Wednesday, December 14, 2005

"The Breakup Notebook" Gets a Rave

(Link) That gay cowboy movie may be getting lots of airtime, but a funny and sincere little lesbian musical is gathering lots of attention in the world of live theater.

1 comment:

LNewsEditor said...

JIC Post:
By Steve Oxman
Variety Magazine

Sometimes, an absence only becomes apparent when clever folks decide to fill it. Who knew the world was missing a lesbian musical? Well, here it is, "The Break Up Notebook: The Lesbian Musical," and despite its awkward title and generic plot-line, it's good-natured and musically energetic enough to be a charmer.

It would be easy here to crack some jokes about how musical comedy is a form that belongs not to lesbians but to gay men, and that lesbians would instead usually be handling the technical side of the theatrical operation, keys hanging from the belt loop of their jeans and all that. But that would be stereotyping, wouldn't it? And that's wrong, right, even if it's funny?

Let's put it this way: Those who find such broad cliches offensive would be well-advised to steer clear of "The Break Up Notebook," since this is a show that embraces such stereotypes far more than it attempts to challenge them.

The story centers on Helen Hill (an extremely capable Heidi Godt), who has recently been dumped (badly) by her girlfriend, who quickly shacked up with Helen's replacement. After a few months, Helen believes she's finally "past the stalking stage," although her queeny best friend Bob (an infinitely entertaining Patrick Bristow) knows otherwise.

The story follows Helen as she re-enters the dating scene and attempts to "get over" the break-up, and it all leads up to the moment when she's going to encounter her ex at the commitment ceremony of shared friends, butch Monica (Melody Butiu) and femme Joanie (Jacqueline Maloney).

A break-up, dates, friends, weddings (OK, commitment ceremonies) and the lotThe Lot. In case you can't tell, this is all familiar stuff.

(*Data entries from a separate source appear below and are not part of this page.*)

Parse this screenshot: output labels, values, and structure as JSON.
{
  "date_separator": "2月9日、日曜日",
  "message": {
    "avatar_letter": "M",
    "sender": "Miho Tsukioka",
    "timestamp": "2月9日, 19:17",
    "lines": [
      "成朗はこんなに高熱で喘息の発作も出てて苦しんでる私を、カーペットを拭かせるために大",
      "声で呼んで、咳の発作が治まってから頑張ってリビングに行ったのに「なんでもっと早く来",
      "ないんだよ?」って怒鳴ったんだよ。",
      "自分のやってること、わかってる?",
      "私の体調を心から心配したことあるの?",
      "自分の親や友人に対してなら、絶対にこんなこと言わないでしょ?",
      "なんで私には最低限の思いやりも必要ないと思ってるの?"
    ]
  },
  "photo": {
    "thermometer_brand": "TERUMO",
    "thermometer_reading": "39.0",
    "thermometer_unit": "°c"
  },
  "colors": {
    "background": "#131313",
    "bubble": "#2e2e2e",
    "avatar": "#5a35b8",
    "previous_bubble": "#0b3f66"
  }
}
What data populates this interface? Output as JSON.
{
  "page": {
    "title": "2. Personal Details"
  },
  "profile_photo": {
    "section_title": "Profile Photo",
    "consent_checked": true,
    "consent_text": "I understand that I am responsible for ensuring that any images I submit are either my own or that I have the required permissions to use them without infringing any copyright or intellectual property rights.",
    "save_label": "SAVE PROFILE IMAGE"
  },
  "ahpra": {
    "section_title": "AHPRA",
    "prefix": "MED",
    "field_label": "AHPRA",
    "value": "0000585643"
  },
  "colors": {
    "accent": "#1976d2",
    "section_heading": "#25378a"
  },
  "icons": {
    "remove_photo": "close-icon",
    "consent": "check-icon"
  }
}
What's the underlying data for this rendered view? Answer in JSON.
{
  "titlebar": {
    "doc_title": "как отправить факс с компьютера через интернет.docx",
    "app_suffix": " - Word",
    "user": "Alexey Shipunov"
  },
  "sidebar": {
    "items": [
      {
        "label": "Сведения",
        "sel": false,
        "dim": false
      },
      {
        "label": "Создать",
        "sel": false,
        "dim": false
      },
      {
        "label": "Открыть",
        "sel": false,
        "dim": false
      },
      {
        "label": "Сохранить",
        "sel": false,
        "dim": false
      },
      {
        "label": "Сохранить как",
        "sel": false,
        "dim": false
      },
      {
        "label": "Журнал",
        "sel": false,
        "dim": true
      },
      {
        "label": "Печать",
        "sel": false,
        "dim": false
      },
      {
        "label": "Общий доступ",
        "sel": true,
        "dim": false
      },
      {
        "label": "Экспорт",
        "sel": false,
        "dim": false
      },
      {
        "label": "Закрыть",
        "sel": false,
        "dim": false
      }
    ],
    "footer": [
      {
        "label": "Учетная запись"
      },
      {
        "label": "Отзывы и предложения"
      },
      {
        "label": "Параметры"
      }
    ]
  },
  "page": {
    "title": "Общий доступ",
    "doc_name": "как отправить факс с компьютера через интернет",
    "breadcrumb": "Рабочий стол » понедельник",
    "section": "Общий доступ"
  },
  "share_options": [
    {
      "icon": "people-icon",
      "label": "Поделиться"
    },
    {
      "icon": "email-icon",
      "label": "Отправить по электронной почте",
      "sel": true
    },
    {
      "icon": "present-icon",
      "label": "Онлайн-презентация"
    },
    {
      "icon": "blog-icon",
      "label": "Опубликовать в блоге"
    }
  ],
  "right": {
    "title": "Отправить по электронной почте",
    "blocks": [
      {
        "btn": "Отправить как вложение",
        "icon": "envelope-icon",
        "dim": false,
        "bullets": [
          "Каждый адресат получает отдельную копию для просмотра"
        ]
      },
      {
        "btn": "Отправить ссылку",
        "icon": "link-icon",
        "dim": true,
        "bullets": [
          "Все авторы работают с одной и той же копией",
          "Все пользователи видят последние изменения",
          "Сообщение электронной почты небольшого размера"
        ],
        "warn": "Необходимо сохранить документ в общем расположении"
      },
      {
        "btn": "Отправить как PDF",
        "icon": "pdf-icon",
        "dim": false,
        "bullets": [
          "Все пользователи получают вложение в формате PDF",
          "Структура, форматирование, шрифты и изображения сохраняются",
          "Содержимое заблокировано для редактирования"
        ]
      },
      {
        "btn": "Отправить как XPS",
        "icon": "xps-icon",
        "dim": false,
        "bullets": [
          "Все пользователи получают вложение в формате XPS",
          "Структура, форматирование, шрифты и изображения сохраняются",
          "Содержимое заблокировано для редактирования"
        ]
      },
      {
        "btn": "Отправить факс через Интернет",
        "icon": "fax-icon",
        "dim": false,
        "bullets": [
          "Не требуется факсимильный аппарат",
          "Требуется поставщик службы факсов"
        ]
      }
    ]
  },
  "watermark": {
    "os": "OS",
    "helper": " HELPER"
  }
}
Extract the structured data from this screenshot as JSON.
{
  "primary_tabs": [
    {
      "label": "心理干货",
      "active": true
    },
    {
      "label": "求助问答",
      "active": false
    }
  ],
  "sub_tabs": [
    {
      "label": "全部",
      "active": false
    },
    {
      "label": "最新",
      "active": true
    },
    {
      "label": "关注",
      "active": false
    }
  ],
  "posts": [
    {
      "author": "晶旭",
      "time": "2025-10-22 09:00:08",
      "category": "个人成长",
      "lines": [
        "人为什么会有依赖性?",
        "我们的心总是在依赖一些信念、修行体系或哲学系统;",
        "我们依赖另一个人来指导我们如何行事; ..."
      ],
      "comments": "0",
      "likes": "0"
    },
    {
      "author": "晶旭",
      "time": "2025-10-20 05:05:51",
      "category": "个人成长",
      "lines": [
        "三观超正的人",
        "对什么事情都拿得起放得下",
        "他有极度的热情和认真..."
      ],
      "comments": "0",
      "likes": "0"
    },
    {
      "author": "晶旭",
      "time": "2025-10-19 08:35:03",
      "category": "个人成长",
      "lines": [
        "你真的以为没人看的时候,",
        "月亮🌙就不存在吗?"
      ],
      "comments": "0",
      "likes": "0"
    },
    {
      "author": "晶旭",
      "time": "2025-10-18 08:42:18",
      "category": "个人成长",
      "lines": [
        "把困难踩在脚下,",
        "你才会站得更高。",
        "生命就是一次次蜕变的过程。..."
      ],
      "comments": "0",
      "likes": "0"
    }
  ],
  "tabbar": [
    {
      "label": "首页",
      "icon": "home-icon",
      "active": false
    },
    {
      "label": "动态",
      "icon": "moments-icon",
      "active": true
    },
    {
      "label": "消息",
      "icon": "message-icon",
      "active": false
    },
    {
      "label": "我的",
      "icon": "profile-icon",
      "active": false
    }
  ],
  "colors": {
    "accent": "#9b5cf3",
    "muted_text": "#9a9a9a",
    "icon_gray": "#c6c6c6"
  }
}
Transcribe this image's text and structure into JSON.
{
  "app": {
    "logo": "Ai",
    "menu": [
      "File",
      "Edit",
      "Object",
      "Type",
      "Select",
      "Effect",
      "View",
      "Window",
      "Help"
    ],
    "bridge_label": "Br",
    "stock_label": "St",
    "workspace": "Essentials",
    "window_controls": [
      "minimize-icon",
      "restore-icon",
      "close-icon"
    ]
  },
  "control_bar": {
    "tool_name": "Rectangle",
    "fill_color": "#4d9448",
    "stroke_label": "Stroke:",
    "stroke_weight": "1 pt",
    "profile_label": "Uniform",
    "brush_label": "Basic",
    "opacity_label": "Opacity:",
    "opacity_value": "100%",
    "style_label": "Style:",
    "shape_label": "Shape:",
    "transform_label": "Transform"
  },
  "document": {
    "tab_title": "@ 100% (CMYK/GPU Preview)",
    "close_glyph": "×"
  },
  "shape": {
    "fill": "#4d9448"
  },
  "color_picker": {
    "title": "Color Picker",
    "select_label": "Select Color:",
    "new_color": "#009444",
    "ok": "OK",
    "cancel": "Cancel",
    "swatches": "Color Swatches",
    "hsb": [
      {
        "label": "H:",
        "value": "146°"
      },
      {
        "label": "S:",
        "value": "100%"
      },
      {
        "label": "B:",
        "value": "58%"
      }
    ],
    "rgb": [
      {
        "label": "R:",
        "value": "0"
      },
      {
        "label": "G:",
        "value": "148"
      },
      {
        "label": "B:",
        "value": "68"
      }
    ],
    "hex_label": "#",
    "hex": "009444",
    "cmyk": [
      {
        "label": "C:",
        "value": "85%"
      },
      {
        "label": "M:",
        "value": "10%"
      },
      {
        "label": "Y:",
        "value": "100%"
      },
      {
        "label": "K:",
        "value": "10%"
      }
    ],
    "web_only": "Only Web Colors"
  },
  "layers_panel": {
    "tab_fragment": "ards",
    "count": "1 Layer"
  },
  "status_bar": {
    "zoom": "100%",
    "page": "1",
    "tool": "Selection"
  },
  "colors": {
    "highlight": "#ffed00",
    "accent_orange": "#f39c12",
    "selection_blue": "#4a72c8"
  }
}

Lesbians, you see, are really just like everyone else, except they patronize different bars and watch more documentaries.

In the end, the story is put in full service of the songs. Taking off from Patricia Cotter's book (which is based on her play), composer Lori Scarlett delivers sprightly pop numbers that poke happy fun at the particularities of lesbian life in L.A.

The song "It Takes a Nail," for example, provides a montage of amusing dating scenes, including one with a spot-on New Yorker and another with a recovering alcoholic at a line-dancing club (she's a "12-stepping two-stepper"). "That's Our Song" is an amusing take on how couples select songs to represent them, with Monica working her way through the Indigo Girls catalog. Another comic number, "The Chicks and Dicks Bossa Nova," has Helen and Bob parodying the differences between lesbians and gay men.

There are less jokey songs, those that give us a sense of real feeling. But the tone here is always chipper and, since the characters remain fairly superficial, it's the humor that carries the show.

Director Sue Hamilton has assembled an impeccable, highly professional cast, and the production possesses an undeniable peppiness and polish. With a clear base audience and a mainstream sensibility, it's easy to imagine this show being around for a while.